'Lessons learned' after death of man who authorities thought was boy, 17
Police and children’s services say lessons have been learned after a young man in care, who authorities believed at the time to be a teenager, was found dead after going missing.
Han Lam, also known as Hoang Trung, arrived in the Midlands from Vietnam on the back of a lorry in April 2016, and was arrested along with two others in a lay-by on the A41 near Tong, close to the M54.
He was taken into the care of Shropshire Council and placed with foster carers in Bridgnorth after a social services assessment determined he was 17, but was reported missing days later.
The body of Mr Lam – now known to have been 21 – was found in a park in Derbyshire on Christmas Day, eight months after he disappeared.
A serious case review by Shropshire’s Safeguarding Children Board has now concluded that the “tragic and untimely death” of Mr Lam could not have been foreseen, but identified a host of issues in the authorities’ handling of the case.
The report said social workers did not share important information about the ‘child’, and some notes taken during his initial assessment were lost.
Indicators that he had been trafficked were not factored into an analysis of his risk of going missing, so “no additional safeguards or contingency plan were put in place”.
The foster carers had not received training on children believed to have been trafficked, and he was accompanied to their house by police rather than social workers.
The report said these issues, as well as “inadequate systems of communication” between social workers meant an effective care plan was not in place.
An allegation by the 'child' that he had been kidnapped in Russia was also not reported to police by social workers in a timely manner.
After he went missing, no review meetings were held between June and November 2016, and "agencies did not consider the likelihood of increased risk as a result of his remaining missing for a longer time".
The review said that since 2016 the council had dealt with more cases of asylum-seeking children and young people from Vietnam, and now had specific strategies in place.
The report concluded that national guidance on safeguarding trafficked children, and those who go missing, was "insufficiently adhered to".
It said: "It is apparent that, at the time, agencies did not have sufficient awareness or experience of child trafficking to fully evaluate the various indicators or to fully evaluate the risks at the outset.
"The fact that he had arrived on a ‘lorry drop’, that he maintained that he had arrived via Moscow after an alleged kidnapping and was claiming to be a juvenile did not alert professionals to the prospect that he may have been trafficked or that he may have been coached to provide information that would result in his being admitted to care.
"The Children’s Services assessment was not completed in a timely manner and nor was it subject to sufficient scrutiny and management oversight. Staff were not trained in age determination and therefore relied too heavily on his physical appearance."
It added that Shropshire Children's Services, West Mercia Police and West Midlands Police had brought in new policies to reflect issues identified by the review.

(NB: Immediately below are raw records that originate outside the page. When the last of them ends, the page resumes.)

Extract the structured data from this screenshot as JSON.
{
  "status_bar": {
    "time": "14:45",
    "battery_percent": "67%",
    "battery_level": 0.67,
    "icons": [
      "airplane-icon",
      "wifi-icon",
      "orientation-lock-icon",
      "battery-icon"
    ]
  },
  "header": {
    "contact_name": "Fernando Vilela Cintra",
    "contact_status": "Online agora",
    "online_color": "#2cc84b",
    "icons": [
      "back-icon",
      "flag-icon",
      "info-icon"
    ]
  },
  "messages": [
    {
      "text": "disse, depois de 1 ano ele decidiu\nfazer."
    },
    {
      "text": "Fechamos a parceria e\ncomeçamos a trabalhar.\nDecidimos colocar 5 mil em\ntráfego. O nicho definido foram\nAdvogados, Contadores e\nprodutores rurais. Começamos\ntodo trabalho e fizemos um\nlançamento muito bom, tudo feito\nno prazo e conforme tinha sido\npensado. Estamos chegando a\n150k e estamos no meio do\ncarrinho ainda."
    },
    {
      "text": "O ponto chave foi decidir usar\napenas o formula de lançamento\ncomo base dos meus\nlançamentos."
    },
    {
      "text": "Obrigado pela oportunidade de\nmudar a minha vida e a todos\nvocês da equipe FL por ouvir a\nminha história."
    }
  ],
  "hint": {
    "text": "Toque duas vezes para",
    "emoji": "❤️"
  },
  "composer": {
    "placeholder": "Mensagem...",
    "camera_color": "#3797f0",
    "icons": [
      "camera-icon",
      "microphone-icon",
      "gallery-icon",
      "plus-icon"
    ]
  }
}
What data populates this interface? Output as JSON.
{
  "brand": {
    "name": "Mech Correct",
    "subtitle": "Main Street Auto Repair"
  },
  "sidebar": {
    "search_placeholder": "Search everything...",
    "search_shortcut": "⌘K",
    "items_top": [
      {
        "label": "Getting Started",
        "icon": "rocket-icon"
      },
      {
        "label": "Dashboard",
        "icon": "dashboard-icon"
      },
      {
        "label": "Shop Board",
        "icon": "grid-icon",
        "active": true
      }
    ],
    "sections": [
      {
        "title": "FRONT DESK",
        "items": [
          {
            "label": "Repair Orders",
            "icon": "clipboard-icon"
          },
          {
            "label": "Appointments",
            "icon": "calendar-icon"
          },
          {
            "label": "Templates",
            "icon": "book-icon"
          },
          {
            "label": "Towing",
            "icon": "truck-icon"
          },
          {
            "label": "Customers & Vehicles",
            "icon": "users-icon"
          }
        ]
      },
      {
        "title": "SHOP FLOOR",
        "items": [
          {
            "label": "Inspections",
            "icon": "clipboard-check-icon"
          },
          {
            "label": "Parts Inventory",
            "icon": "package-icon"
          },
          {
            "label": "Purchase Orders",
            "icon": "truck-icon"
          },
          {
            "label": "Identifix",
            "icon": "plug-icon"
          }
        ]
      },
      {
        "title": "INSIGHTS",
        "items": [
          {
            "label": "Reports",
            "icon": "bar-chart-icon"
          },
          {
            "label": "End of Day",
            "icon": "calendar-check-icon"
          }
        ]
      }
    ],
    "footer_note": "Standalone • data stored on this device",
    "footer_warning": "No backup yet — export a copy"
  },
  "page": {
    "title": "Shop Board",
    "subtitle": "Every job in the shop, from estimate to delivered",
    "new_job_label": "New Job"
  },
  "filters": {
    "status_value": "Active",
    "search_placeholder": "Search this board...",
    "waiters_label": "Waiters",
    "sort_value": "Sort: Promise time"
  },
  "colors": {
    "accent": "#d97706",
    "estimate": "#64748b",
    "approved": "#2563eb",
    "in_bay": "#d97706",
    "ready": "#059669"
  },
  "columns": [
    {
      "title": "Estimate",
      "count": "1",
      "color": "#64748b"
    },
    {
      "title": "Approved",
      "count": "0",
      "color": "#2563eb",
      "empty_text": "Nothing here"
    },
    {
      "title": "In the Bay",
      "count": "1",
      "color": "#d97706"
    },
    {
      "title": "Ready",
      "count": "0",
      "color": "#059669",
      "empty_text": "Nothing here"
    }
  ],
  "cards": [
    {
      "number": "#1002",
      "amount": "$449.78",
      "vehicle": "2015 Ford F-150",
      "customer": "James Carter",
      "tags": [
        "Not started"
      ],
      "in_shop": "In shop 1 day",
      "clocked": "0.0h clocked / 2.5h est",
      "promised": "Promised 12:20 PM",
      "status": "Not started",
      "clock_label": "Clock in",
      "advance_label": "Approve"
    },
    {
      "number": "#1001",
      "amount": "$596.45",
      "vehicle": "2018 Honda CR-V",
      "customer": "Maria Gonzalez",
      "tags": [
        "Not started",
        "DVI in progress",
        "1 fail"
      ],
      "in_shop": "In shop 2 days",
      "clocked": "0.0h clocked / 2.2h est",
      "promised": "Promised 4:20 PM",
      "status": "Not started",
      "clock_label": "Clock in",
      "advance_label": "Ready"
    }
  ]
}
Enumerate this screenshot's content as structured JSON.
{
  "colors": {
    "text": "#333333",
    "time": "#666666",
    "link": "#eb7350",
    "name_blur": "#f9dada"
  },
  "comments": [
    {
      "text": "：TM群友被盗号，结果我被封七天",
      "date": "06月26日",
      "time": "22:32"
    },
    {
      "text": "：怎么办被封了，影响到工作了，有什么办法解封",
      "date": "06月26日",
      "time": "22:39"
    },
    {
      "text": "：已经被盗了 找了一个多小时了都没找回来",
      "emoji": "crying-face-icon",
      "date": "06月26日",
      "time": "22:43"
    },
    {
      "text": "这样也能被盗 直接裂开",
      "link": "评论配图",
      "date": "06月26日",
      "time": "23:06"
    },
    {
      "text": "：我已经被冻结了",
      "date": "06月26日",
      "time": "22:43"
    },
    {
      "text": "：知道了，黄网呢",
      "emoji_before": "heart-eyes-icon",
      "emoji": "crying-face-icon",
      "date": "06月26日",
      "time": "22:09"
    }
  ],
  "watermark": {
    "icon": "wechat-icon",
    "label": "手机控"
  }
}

Further recommendations were also made, including that foster carers receive better training cultural awareness and working with asylum-seeking and trafficked children, and that staff are trained in age assessments.
Sorry, we are not accepting comments on this article.